A soft and elegantly aromatic wine, conspicuously Gamay in style with a delightful finish. A very enticing and truly special Beaujolais.
Jean Baptiste's flagship wine made from handpicked 'over-ripe' grapes from 100 year old vines. He suggests these wines have the ability to age for 5 to 8 years - but we think they are perfect for enjoying now!
Producer: Jean Baptiste Charmet
We have known the Charmet family through three generations, but the Charmet family first came to La Ronze at La Breuil in 1650. We were first introduced to Pierre Charmet, a friend of the Carron family in the late 70s, but two decades ago he handed over the reins to his son Lucien who subsequently featured in a television documentary with Jancis Robinson and today the vineyards are in the hands of Jean-Baptiste.
There is something very special about all of the Charmet wines which are attributed to the specific terroir that gives them a complexity, elegance and subtlety more akin to Beaujolais Crus than to simple Beaujolais. In addition to the terroir, Jean Baptiste attributes the quality of his wine to a method of trellising developed by his grandfather which results in high quality grapes that minimise the need for chaptalisation the results are very evident in the quality of the wines they produce.
A true Beaujolais should be light, fresh, aromatic and purple in youth – inviting but completely unpretentious. It should always be drunk young and never laid down.
The soil in the Beaujolais appellation region is sedimentary clay and limestone and differs from the granitic soil of the Beaujolais-Villages and Crus Beaujolais vineyards. There are also differences in the pruning requirements, alcoholic strength and production per hectare which are more lenient than for the other Beaujolais appellations. For example only vineyards under the Beaujolais appellations are allowed to train the vines along trellises and use the Guyot pruning system.
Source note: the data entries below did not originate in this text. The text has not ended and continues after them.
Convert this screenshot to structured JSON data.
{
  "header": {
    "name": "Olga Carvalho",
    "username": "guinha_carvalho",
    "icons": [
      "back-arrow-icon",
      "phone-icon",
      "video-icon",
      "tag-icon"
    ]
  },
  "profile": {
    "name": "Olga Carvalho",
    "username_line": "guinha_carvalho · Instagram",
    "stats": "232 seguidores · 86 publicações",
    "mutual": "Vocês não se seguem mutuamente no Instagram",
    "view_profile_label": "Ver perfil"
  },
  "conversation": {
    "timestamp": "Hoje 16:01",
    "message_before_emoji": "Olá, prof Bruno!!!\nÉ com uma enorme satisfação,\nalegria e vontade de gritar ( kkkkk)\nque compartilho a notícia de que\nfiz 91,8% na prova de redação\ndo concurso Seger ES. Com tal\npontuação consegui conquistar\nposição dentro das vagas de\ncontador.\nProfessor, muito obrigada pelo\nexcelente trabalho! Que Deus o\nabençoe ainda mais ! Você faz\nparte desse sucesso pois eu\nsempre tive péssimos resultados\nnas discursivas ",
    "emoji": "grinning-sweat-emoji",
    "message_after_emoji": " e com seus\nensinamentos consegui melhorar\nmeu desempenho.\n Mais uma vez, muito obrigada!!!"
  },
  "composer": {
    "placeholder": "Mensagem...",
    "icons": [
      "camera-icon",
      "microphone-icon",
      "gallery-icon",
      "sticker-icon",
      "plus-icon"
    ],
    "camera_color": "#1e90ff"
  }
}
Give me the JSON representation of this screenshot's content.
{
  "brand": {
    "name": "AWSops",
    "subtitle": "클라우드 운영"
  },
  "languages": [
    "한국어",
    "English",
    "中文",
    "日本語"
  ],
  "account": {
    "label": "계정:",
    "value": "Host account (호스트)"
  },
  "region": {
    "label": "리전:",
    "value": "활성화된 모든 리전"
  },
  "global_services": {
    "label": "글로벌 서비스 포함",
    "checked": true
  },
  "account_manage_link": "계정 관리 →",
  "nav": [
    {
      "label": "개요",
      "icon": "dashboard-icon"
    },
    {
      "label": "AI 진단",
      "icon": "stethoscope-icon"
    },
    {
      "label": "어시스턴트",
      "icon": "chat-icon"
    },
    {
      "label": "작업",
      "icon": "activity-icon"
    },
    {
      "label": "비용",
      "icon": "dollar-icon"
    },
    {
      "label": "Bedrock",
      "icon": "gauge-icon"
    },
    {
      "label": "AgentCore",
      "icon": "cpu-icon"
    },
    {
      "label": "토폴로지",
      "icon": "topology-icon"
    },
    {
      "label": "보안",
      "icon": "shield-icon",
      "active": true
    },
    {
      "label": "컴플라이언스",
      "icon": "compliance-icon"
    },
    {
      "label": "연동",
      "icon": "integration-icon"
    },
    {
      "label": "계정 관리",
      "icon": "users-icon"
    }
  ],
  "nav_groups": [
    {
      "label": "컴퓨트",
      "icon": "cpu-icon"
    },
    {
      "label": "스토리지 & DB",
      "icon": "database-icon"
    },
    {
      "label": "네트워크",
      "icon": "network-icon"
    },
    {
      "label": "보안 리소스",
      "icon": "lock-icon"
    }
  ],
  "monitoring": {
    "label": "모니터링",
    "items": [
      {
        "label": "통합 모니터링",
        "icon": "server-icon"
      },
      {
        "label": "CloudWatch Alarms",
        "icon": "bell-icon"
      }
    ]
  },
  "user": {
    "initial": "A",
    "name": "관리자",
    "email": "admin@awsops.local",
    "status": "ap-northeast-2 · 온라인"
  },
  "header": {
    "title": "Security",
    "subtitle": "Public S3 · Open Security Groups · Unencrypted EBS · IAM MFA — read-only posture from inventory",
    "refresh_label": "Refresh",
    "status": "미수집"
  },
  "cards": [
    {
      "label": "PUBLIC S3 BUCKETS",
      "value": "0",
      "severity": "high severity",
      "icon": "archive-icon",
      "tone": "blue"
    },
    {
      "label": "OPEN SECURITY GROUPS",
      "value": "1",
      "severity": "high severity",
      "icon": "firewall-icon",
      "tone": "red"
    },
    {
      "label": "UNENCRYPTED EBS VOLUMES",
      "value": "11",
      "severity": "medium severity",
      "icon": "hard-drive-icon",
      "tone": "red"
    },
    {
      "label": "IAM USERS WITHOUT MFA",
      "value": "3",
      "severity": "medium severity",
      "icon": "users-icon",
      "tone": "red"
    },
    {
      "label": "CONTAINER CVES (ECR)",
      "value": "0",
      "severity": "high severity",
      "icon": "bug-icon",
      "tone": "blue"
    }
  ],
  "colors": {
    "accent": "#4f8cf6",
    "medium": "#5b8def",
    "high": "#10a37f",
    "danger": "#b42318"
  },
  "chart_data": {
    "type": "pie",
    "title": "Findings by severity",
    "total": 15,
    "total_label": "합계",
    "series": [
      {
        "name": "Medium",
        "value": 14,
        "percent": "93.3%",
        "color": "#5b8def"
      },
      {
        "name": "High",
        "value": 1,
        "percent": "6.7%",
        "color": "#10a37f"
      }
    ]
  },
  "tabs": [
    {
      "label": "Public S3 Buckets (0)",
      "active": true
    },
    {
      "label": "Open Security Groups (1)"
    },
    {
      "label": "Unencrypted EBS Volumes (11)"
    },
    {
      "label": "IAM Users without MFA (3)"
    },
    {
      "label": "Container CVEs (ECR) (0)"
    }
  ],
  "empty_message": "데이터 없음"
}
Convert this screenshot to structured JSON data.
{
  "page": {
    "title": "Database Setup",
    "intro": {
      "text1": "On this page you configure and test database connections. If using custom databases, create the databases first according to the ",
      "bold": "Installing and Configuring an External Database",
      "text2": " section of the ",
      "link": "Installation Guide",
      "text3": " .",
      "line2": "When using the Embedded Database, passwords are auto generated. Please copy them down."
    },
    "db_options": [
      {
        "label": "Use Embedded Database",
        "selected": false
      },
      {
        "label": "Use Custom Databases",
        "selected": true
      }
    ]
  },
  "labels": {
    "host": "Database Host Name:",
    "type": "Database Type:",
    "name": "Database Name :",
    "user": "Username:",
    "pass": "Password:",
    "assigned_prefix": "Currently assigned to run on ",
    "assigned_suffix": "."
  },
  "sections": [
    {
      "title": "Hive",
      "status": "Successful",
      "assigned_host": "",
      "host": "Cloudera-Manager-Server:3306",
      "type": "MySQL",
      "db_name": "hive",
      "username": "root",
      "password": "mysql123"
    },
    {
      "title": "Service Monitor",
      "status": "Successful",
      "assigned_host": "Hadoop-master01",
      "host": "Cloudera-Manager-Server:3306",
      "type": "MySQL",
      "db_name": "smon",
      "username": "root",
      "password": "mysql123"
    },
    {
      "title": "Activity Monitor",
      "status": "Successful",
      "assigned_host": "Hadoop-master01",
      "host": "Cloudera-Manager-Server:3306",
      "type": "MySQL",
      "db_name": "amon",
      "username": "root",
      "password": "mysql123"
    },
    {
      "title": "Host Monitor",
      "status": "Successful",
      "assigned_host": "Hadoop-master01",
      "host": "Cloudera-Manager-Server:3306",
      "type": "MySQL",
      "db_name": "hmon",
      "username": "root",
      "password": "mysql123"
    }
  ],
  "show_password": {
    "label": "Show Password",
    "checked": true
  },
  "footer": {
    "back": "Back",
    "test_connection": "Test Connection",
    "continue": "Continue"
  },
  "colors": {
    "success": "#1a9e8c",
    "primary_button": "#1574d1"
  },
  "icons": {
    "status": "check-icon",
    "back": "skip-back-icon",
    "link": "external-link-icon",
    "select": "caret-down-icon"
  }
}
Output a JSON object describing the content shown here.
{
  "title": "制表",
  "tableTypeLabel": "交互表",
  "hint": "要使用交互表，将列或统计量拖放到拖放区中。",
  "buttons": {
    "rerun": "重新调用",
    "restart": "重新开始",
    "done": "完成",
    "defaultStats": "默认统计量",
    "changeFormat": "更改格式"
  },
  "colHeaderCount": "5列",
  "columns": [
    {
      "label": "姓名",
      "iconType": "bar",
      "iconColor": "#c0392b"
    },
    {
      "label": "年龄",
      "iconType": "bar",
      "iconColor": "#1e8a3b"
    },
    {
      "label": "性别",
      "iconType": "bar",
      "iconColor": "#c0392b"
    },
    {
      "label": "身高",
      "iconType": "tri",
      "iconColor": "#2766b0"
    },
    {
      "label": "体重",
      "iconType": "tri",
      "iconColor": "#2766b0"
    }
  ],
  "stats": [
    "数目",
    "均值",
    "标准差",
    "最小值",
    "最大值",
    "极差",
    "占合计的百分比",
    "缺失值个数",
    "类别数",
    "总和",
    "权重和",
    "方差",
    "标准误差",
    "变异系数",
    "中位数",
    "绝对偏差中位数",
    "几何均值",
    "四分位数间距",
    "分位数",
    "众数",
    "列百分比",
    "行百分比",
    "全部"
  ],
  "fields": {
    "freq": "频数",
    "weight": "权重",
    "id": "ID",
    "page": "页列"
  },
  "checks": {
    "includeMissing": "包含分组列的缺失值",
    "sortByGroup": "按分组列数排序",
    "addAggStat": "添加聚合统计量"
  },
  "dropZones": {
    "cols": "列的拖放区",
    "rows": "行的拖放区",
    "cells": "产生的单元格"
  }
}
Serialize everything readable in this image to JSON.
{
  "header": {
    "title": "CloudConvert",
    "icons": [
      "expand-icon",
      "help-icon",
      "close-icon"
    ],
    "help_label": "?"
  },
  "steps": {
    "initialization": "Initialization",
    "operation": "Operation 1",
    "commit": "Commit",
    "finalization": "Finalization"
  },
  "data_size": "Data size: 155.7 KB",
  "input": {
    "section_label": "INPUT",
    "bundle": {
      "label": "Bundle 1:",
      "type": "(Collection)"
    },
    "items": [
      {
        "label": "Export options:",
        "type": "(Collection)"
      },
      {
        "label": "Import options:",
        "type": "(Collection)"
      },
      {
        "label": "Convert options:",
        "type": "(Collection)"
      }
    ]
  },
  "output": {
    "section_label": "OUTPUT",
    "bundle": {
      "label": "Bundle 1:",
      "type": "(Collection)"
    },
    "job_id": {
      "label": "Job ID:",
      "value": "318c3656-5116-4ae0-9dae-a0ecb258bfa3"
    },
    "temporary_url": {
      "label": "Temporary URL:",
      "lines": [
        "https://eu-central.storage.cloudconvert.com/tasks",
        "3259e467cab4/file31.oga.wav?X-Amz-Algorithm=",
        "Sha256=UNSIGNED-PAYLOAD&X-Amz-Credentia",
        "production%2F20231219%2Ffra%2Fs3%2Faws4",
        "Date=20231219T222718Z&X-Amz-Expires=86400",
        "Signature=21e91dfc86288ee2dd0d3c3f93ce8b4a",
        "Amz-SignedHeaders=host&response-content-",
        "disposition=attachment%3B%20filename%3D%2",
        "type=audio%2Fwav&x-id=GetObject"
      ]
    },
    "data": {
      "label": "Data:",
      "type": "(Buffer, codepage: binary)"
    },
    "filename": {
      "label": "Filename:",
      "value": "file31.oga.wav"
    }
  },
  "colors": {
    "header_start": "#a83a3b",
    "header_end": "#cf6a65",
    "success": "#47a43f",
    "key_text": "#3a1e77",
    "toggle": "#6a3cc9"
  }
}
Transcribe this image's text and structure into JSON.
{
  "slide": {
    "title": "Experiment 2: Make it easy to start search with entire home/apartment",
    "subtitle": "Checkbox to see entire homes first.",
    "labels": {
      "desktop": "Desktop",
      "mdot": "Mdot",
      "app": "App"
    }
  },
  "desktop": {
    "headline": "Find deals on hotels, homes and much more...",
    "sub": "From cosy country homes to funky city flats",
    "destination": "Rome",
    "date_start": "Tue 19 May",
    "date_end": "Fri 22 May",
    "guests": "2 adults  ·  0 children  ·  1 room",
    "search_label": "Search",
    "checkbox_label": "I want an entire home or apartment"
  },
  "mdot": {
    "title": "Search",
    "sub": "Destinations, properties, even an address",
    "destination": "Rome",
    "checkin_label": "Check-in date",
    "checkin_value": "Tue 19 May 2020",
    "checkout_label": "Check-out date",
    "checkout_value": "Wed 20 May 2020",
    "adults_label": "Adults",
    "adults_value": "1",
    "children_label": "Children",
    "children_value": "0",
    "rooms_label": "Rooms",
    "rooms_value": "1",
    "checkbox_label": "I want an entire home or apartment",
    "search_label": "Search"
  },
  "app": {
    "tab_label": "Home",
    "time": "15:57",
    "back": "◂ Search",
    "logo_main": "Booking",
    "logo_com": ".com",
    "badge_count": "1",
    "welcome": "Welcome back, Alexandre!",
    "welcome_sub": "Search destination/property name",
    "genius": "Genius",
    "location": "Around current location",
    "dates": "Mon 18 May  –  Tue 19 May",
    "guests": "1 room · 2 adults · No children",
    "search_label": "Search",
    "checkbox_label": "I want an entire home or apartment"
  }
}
The South, or Bas Beaujolais as it is known, has a picturesque green landscape of gently undulating hills interspersed with golden yellow buildings for the Pierre Dorées or Golden Stones which abound in the region. The Pierre Dorées are sandstone that were laid down in the Secondary Era (between 30 and 70 million years ago) from the remains of sea life when Beaujolais was covered by sea.
Life is altogether more relaxed and simple here than in the North yet many growers take the same pride in the product of their vineyards and individually many superb wines are to be found. Because the fruit of the Gamay on this soil vinifies quickly, special regulations exist for the sale of Beaujolais Nouveau from the third Thursday of November. There is such a huge Worldwide following for this exciting wine that in excess of 50% of the entire production is sold by Christmas.
Although the juice of the Gamay is white no white wine can be made from it. Nonetheless Beaujolais does produce a white wine of great distinction but not from its native Gamay rather from the Chardonnay grape whose natural home is in the neighbouring Mâconnais. This is the only white wine entitled to a Beaujolais appellation that is not made from the Gamay. It is a wine which is clean and fresh and very popular although the volume produce is very limited amounting to not more than 1,500,000 bottles per year.